§ **What you have to do**: Gather from the material every line that contains the string "Programs".

§ **Record set**:
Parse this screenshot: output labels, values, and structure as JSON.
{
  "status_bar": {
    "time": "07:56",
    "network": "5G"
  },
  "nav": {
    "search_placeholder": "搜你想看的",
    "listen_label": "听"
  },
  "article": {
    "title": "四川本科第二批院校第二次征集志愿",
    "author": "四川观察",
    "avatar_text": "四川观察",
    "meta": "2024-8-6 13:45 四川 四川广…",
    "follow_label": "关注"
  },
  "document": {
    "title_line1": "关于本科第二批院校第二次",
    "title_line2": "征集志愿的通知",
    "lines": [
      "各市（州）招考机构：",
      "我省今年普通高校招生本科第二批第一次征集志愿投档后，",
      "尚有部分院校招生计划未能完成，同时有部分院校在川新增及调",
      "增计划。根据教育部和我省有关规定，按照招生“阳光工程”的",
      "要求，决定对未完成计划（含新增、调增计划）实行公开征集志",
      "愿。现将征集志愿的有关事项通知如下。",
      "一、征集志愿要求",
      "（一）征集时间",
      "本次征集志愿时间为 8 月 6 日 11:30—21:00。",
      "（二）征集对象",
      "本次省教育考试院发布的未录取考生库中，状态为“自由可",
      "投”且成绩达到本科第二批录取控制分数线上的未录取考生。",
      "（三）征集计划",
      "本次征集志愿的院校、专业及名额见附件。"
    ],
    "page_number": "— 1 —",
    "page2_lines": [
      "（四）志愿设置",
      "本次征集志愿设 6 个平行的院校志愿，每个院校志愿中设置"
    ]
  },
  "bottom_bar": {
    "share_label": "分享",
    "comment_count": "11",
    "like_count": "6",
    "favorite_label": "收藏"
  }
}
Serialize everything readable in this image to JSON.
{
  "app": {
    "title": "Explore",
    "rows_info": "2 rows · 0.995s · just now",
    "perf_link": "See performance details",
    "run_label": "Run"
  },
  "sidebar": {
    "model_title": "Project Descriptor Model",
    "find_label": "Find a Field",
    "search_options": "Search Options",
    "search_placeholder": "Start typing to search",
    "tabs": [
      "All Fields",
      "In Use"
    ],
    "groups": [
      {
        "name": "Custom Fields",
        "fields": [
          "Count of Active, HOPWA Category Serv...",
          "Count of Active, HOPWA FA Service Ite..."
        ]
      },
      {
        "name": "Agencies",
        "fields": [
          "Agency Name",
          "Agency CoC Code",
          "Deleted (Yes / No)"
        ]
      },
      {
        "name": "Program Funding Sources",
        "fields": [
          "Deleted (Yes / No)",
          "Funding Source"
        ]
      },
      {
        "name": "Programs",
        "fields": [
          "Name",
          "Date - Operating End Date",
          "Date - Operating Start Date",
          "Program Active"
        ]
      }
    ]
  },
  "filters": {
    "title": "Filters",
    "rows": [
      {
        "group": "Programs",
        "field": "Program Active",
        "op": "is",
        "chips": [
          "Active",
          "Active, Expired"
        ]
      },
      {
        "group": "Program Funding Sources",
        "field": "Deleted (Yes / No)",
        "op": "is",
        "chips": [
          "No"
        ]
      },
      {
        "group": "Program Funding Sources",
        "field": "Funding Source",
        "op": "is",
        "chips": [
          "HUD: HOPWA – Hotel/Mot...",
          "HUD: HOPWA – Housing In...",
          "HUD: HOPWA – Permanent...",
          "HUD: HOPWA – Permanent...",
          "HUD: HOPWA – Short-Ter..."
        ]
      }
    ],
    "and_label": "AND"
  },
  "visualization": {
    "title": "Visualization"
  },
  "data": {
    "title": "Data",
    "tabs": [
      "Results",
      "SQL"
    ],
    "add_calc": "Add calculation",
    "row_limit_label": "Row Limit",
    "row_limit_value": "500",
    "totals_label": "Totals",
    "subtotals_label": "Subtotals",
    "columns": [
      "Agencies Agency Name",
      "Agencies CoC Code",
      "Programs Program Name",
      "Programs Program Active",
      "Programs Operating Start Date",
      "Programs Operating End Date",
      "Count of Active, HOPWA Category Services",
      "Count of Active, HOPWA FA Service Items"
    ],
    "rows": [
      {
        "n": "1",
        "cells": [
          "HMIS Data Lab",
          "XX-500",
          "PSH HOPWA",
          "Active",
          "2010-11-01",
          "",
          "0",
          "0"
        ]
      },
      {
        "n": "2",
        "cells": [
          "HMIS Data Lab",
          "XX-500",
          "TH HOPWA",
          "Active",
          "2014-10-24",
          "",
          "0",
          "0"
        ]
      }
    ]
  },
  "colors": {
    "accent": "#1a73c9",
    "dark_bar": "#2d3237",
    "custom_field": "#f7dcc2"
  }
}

§ **Your solution**:
        "name": "Programs",
        "group": "Programs",
      "Programs Program Name",
      "Programs Program Active",
      "Programs Operating Start Date",
      "Programs Operating End Date",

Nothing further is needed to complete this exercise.